It seems like some people are not quite so happy. One correspondent wrote that it was not the 25th birthday of the "GNU Operating System" since that would mean the GNU+HURD which he feels is still not ready.
In my opinion the term "GNU Operating System" represents in loose terms "a free alternative to Unix" (free as in mukta). And that idea was born 25 years ago.2
I think that the HURD was just the "concept of a notion of an idea" 25 years ago. (The first article about the HURD was on the net about 1990 or so). Moreover, in comparison with Unix of 25 years ago, the GNU+HURD combination could be considered "ready".
Thus, there is indeed much to celebrate. For example,
There is not one --- there are many free alternatives to Unix. In fact, there are perhaps no non-free Unixes visible anymore!
Does this owe a lot to the resolution made by RMS 25 years ago? Absolutely. Of course, it also owes a lot to the resolve of the hackers who followed up on this and took it well beyond what he had in mind.
One can run the GNU tools + HURD combination to get an environment as good or better than what was available as Unix 25 years ago.
Does a general member of the public really need to do this?
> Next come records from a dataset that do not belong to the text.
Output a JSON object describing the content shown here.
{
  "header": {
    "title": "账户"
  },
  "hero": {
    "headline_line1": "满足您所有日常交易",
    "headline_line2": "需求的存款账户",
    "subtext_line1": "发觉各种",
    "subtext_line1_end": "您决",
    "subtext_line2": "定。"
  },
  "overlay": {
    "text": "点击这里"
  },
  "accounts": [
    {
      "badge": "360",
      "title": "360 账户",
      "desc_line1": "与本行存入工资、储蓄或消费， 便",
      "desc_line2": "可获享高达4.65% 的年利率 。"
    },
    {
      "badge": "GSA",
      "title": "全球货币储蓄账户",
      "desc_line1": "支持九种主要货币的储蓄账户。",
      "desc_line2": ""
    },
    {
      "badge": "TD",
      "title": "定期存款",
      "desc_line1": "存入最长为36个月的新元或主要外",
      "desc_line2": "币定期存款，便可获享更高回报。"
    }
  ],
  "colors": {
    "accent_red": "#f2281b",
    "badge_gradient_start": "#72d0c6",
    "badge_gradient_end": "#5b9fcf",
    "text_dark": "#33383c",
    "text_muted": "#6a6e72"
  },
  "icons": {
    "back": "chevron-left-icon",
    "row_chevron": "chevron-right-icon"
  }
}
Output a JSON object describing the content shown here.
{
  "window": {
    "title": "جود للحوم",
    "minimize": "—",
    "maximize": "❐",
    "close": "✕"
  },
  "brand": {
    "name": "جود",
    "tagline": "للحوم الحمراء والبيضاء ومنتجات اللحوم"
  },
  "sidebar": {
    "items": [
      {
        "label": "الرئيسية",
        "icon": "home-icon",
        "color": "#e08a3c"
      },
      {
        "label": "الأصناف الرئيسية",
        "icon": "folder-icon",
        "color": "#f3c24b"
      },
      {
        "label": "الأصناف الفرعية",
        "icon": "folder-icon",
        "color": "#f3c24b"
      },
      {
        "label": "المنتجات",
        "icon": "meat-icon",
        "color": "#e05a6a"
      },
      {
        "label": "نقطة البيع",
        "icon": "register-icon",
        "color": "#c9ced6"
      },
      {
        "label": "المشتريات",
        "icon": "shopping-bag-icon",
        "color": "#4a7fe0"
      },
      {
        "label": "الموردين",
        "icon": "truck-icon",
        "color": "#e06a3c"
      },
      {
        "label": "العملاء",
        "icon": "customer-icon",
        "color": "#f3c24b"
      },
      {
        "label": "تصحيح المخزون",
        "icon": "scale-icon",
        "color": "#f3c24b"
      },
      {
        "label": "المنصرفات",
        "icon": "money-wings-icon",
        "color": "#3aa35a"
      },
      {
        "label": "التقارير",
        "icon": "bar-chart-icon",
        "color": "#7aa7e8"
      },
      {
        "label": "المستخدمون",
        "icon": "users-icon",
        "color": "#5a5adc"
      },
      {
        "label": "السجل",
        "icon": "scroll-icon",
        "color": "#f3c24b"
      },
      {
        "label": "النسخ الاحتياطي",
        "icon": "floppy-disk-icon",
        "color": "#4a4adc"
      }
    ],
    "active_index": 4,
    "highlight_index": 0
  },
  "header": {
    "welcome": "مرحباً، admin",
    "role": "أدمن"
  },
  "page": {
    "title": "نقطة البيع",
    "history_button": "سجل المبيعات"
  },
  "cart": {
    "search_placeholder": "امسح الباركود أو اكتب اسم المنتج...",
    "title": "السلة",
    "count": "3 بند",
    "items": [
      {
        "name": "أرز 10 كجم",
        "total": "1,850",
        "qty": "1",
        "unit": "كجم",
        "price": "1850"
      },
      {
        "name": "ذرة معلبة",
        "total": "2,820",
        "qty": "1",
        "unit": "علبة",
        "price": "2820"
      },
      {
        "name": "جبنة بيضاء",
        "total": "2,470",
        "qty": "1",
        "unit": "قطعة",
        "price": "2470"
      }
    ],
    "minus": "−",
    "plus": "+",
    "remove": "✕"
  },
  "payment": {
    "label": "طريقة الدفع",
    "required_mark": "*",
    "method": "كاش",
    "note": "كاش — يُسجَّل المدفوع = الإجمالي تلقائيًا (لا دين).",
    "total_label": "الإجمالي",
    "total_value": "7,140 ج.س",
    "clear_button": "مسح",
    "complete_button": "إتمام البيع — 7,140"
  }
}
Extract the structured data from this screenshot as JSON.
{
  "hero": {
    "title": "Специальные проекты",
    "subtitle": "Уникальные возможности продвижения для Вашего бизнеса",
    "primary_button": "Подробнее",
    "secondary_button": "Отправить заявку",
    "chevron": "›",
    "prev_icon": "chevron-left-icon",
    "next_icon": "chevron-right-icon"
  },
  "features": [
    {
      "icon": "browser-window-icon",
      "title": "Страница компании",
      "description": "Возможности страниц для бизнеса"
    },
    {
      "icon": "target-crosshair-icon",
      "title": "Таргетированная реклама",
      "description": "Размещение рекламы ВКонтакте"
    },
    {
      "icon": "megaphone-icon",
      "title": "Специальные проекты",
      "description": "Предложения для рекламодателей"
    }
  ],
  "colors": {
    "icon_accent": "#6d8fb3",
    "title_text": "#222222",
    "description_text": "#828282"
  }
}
No. There are currently a number of far superior solutions. Does the software community need this? Yes. (See below.)
I think that there are a lot of people who disagree with RMS and FSF today on a number of issues --- and these detractors may even be right. Perhaps this makes some people begrudge FSF celebrating the 25th anniversary/birthday of GNU. I offer the following points for their consideration:
The vision and resolve RMS and the FSF put behind the vision --- starting 25 years ago --- have got us here.
The FSF's astuteness in getting a rather well-known person like Stephen Fry 1 to celebrate GNU. If any of the distros had managed it, it would have been considered a coup!
While Linux may be the dominant player in Unix today, the alternatives like *BSD, Solaris and even the HURD have an important role to play in the development of free software.
That chocolate cake looks really delicious. :-)
So here's to (at least) another 25 years for GNU!